Records supplied
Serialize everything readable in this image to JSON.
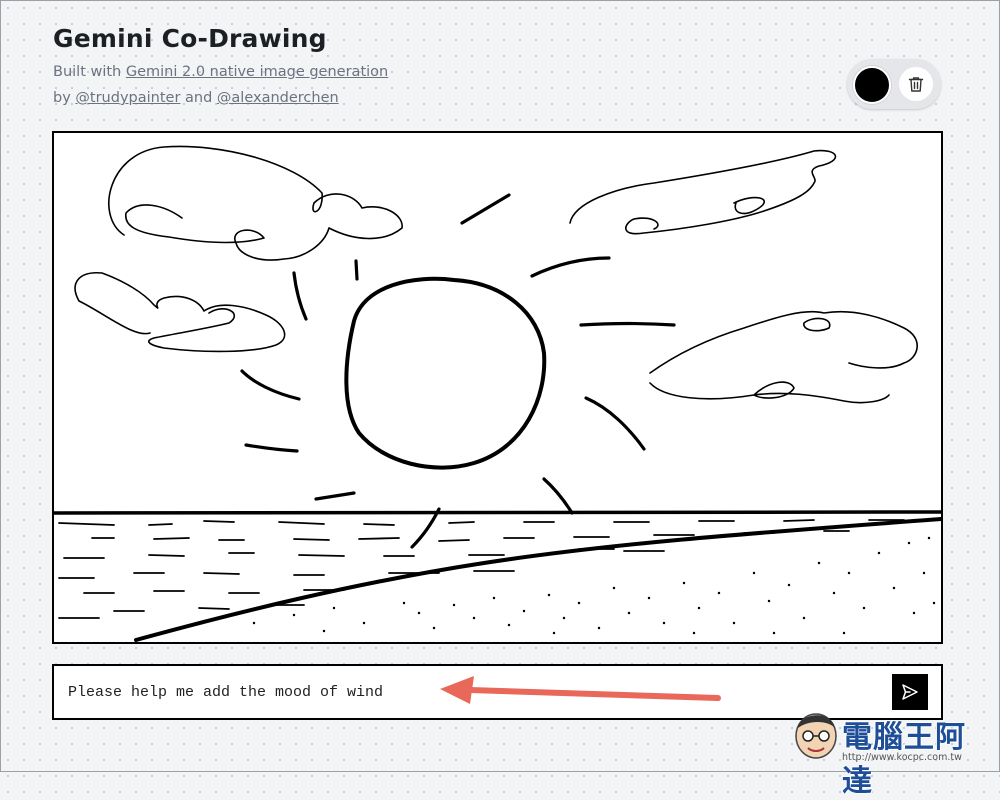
{
  "header": {
    "title": "Gemini Co-Drawing",
    "built_with_prefix": "Built with ",
    "built_with_link": "Gemini 2.0 native image generation",
    "by_prefix": "by ",
    "author1": "@trudypainter",
    "and_text": " and ",
    "author2": "@alexanderchen"
  },
  "toolbar": {
    "selected_color": "#000000",
    "color_icon": "color-swatch",
    "clear_icon": "trash-icon"
  },
  "canvas": {
    "content": "sketch-drawing"
  },
  "prompt": {
    "value": "Please help me add the mood of wind",
    "submit_icon": "send-icon"
  },
  "annotation": {
    "arrow_color": "#e8685a"
  },
  "watermark": {
    "brand": "電腦王阿達",
    "url": "http://www.kocpc.com.tw"
  }
}
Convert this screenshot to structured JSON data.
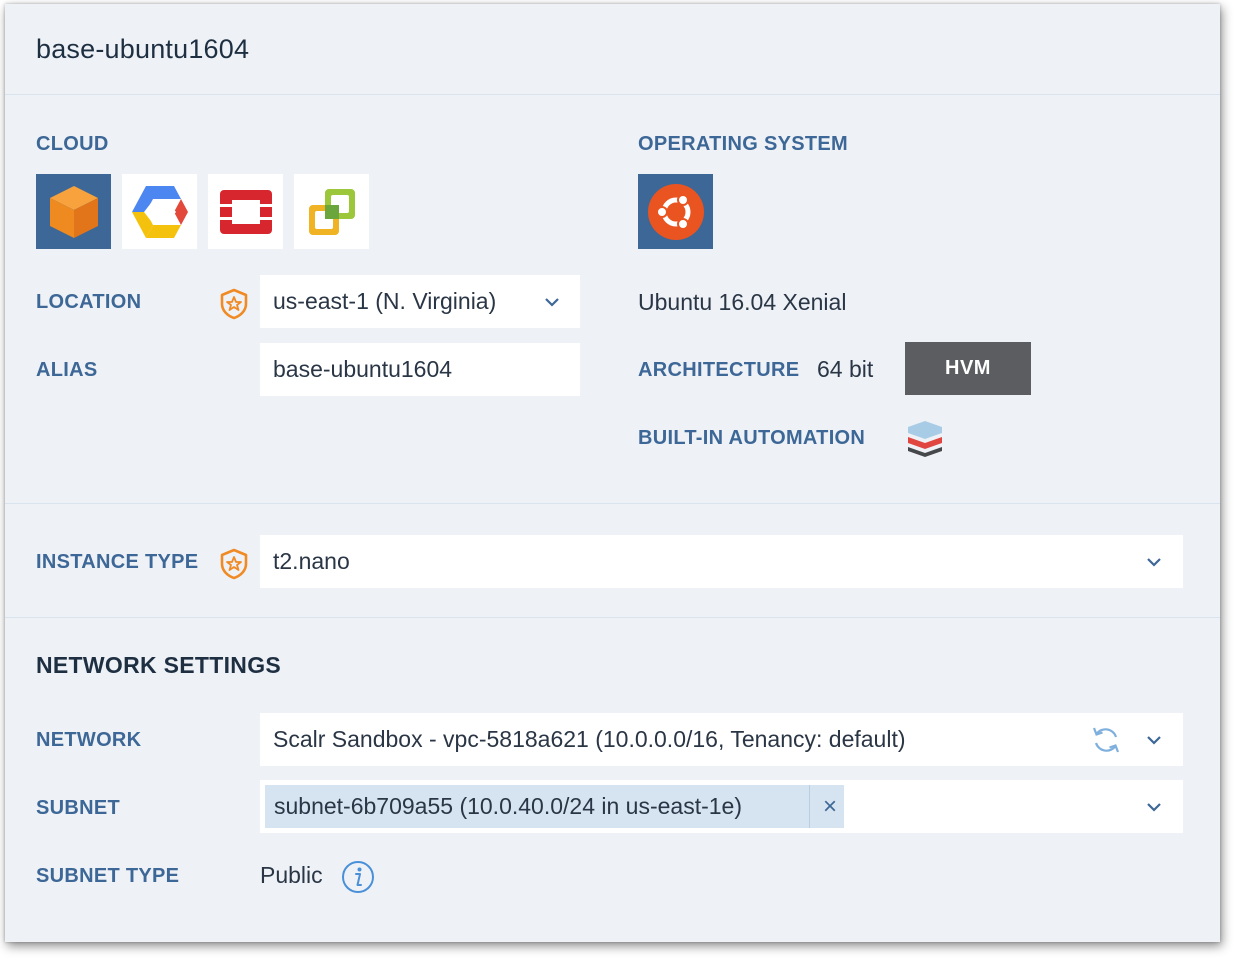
{
  "header": {
    "title": "base-ubuntu1604"
  },
  "cloud": {
    "label": "CLOUD",
    "platforms": [
      {
        "name": "aws-icon",
        "selected": true
      },
      {
        "name": "google-cloud-icon",
        "selected": false
      },
      {
        "name": "openstack-icon",
        "selected": false
      },
      {
        "name": "vmware-icon",
        "selected": false
      }
    ]
  },
  "location": {
    "label": "LOCATION",
    "value": "us-east-1 (N. Virginia)"
  },
  "alias": {
    "label": "ALIAS",
    "value": "base-ubuntu1604"
  },
  "os": {
    "label": "OPERATING SYSTEM",
    "icon": "ubuntu-icon",
    "name": "Ubuntu 16.04 Xenial",
    "architecture_label": "ARCHITECTURE",
    "architecture_value": "64 bit",
    "virtualization": "HVM",
    "automation_label": "BUILT-IN AUTOMATION",
    "automation_icon": "scalr-agent-icon"
  },
  "instance_type": {
    "label": "INSTANCE TYPE",
    "value": "t2.nano"
  },
  "network_settings": {
    "title": "NETWORK SETTINGS",
    "network_label": "NETWORK",
    "network_value": "Scalr Sandbox - vpc-5818a621 (10.0.0.0/16, Tenancy: default)",
    "subnet_label": "SUBNET",
    "subnet_tag": "subnet-6b709a55 (10.0.40.0/24 in us-east-1e)",
    "subnet_remove": "×",
    "subnet_type_label": "SUBNET TYPE",
    "subnet_type_value": "Public"
  },
  "colors": {
    "panel_bg": "#eef2f7",
    "label_blue": "#3d6796",
    "governance_orange": "#f08a24",
    "hvm_bg": "#5b5d60"
  }
}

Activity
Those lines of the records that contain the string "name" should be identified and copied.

Result below
        "name": "aws-icon",
        "name": "google-cloud-icon",
        "name": "openstack-icon",
        "name": "vmware-icon",
    "name": "Ubuntu 16.04 Xenial",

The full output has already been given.